The first day of the Challenges of Government Conference featured a conversation with the mayor of the world’s most innovative city, Medellín, Colombia, moderated by the Dean of the Blavatnik School of Government, Professor Ngaire Woods.
In line with the theme of this year’s conference “Flourishing Cities”, BSG hosted the mayor of Medellín, Aníbal Gaviria, to offer his insights into the remarkable transformation of his city over the past two decades from “the city of death” to “the world’s most innovative city”.
The most important lesson we can draw from Medellín’s experience, according to Mayor Gaviria, is that continuity is crucial for the sustainability of public policies. Despite the fact that the city has been governed by four mayors from different political parties over the past quarter century, he attributes the city’s achievements to their collective efforts, which were largely based on unified objectives.
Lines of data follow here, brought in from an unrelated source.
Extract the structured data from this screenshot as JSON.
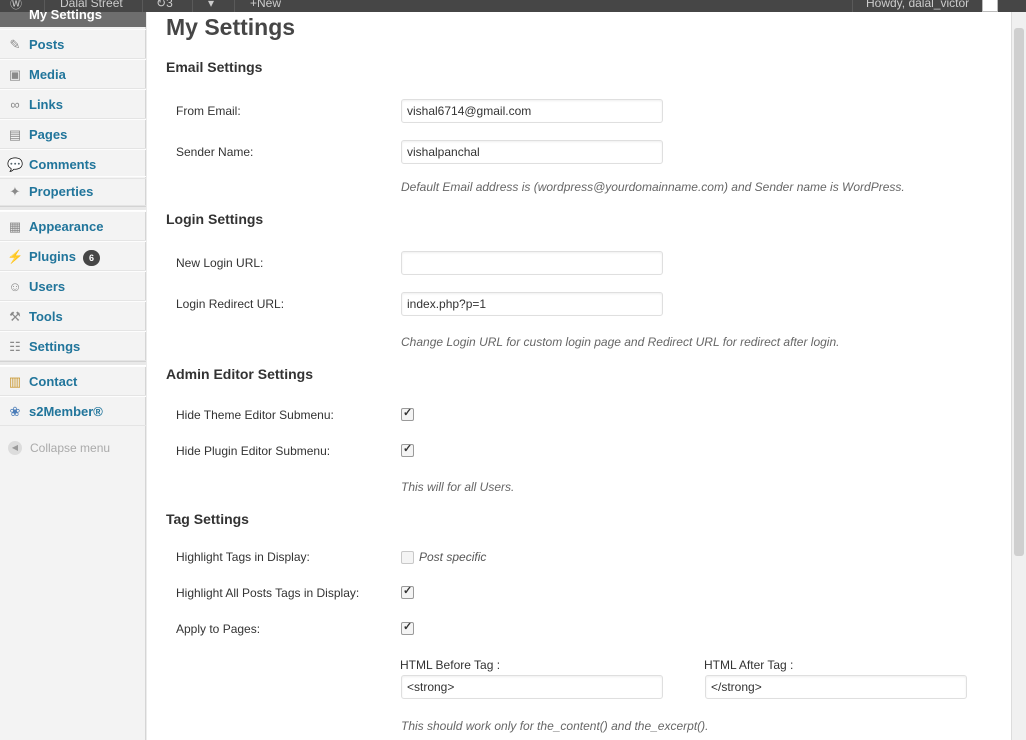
{
  "adminbar": {
    "site_name": "Dalal Street",
    "updates": "3",
    "new_label": "New",
    "howdy": "Howdy, dalal_victor"
  },
  "sidebar": {
    "current_top": "My Settings",
    "items": [
      {
        "label": "Posts",
        "icon": "pin-icon"
      },
      {
        "label": "Media",
        "icon": "media-icon"
      },
      {
        "label": "Links",
        "icon": "link-icon"
      },
      {
        "label": "Pages",
        "icon": "pages-icon"
      },
      {
        "label": "Comments",
        "icon": "comments-icon"
      },
      {
        "label": "Properties",
        "icon": "properties-icon"
      },
      {
        "label": "Appearance",
        "icon": "appearance-icon"
      },
      {
        "label": "Plugins",
        "icon": "plugins-icon",
        "badge": "6"
      },
      {
        "label": "Users",
        "icon": "users-icon"
      },
      {
        "label": "Tools",
        "icon": "tools-icon"
      },
      {
        "label": "Settings",
        "icon": "settings-icon"
      },
      {
        "label": "Contact",
        "icon": "contact-icon"
      },
      {
        "label": "s2Member®",
        "icon": "s2member-icon"
      }
    ],
    "collapse_label": "Collapse menu"
  },
  "page": {
    "title": "My Settings",
    "email": {
      "heading": "Email Settings",
      "from_label": "From Email:",
      "from_value": "vishal6714@gmail.com",
      "sender_label": "Sender Name:",
      "sender_value": "vishalpanchal",
      "note": "Default Email address is (wordpress@yourdomainname.com) and Sender name is WordPress."
    },
    "login": {
      "heading": "Login Settings",
      "new_url_label": "New Login URL:",
      "new_url_value": "",
      "redirect_label": "Login Redirect URL:",
      "redirect_value": "index.php?p=1",
      "note": "Change Login URL for custom login page and Redirect URL for redirect after login."
    },
    "admin_editor": {
      "heading": "Admin Editor Settings",
      "theme_label": "Hide Theme Editor Submenu:",
      "theme_checked": true,
      "plugin_label": "Hide Plugin Editor Submenu:",
      "plugin_checked": true,
      "note": "This will for all Users."
    },
    "tags": {
      "heading": "Tag Settings",
      "highlight_label": "Highlight Tags in Display:",
      "highlight_checked": false,
      "highlight_option": "Post specific",
      "all_posts_label": "Highlight All Posts Tags in Display:",
      "all_posts_checked": true,
      "pages_label": "Apply to Pages:",
      "pages_checked": true,
      "before_label": "HTML Before Tag :",
      "before_value": "<strong>",
      "after_label": "HTML After Tag :",
      "after_value": "</strong>",
      "note": "This should work only for the_content() and the_excerpt()."
    }
  }
}
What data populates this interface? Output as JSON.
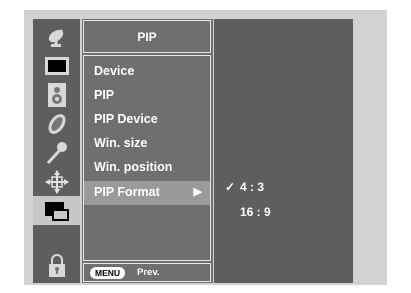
{
  "sidebar": {
    "icons": [
      {
        "name": "satellite-dish-icon"
      },
      {
        "name": "picture-icon"
      },
      {
        "name": "sound-icon"
      },
      {
        "name": "time-icon"
      },
      {
        "name": "special-icon"
      },
      {
        "name": "screen-icon"
      },
      {
        "name": "pip-icon",
        "active": true
      },
      {
        "name": "lock-icon"
      }
    ]
  },
  "menu": {
    "title": "PIP",
    "items": [
      {
        "label": "Device"
      },
      {
        "label": "PIP"
      },
      {
        "label": "PIP Device"
      },
      {
        "label": "Win. size"
      },
      {
        "label": "Win. position"
      },
      {
        "label": "PIP Format",
        "selected": true
      }
    ],
    "selected_arrow": "▶",
    "footer": {
      "menu_label": "MENU",
      "prev_label": "Prev."
    }
  },
  "submenu": {
    "options": [
      {
        "label": "4 : 3",
        "checked": true,
        "check": "✓"
      },
      {
        "label": "16 : 9",
        "checked": false
      }
    ]
  },
  "colors": {
    "frame": "#d2d2d2",
    "sidebar": "#5e5e5e",
    "menu": "#6f6f6f",
    "selected_row": "#9a9a9a"
  }
}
The residents of Medellín have voted for the continuity of innovative policies, irrespective of the governors involved.
Asked what the major challenges he faced as a mayor, Mr Gaviria said violence and inequality constituted both challenges and metrics for success. He believes that greater equality and reducing the sense of injustice are the twin solutions to violence. Twenty years ago, Medellín was the world’s most violent city, with homicide rates twice as high as today’s highest global rates. Today, however, the city’s homicide rate is below the average rates in Colombia and Latin America. Moreover, the extreme poverty rate has reached 3 percent, down from 8 percent twenty years ago.
Gaviria pointed out that successive governments considered education as the most effective tool to counter inequality and violence. In most cases, young people are either the victims or perpetrators of violence. Thus, educating them would contribute to the reduction of violence by turning them away from crime, the mayor added.
He pointed out that the improvements in Medellin’s public transportation system are key to advancing equality, because of their role in integrating citizens from different socioeconomic backgrounds. People from all income levels use the underground, for instance, while the new Metrocable system connects the previously marginalised residents of mountains to the city centre. Continuing to develop the public transport system is the strategy of the current government to address the problem of inequality.
He added that the river-park project launched in mid-2014 aims at erasing barriers among citizens by providing a shared public space for recreation.
The Mayor also cited the example of the flower festival held in August every year, where 700,000 citizens gather to watch a flower parade. This parade, in his view, is a manifestation of equality among citizens.
He stressed the importance of building trust between citizens and their government for the advancement of citizenship. As mayor of Medellín, Gaviria adopts the approach of “pedagogical urbanism” (in Spanish: urbanismo pedagógico), which means involving citizens in public policy decision-making. One example of this approach is a project called Jornadas de Vida y Equidad (which can be translated as “Life and Equality Days”) – a series of one-day meetings between the mayor and some 2,000 citizens at a public place in various neighbourhoods, where they discuss infrastructure projects scheduled to be launched in these areas.
For more on Medellín, have a look at this interview with mayor Gaviria by McKinsey&Company.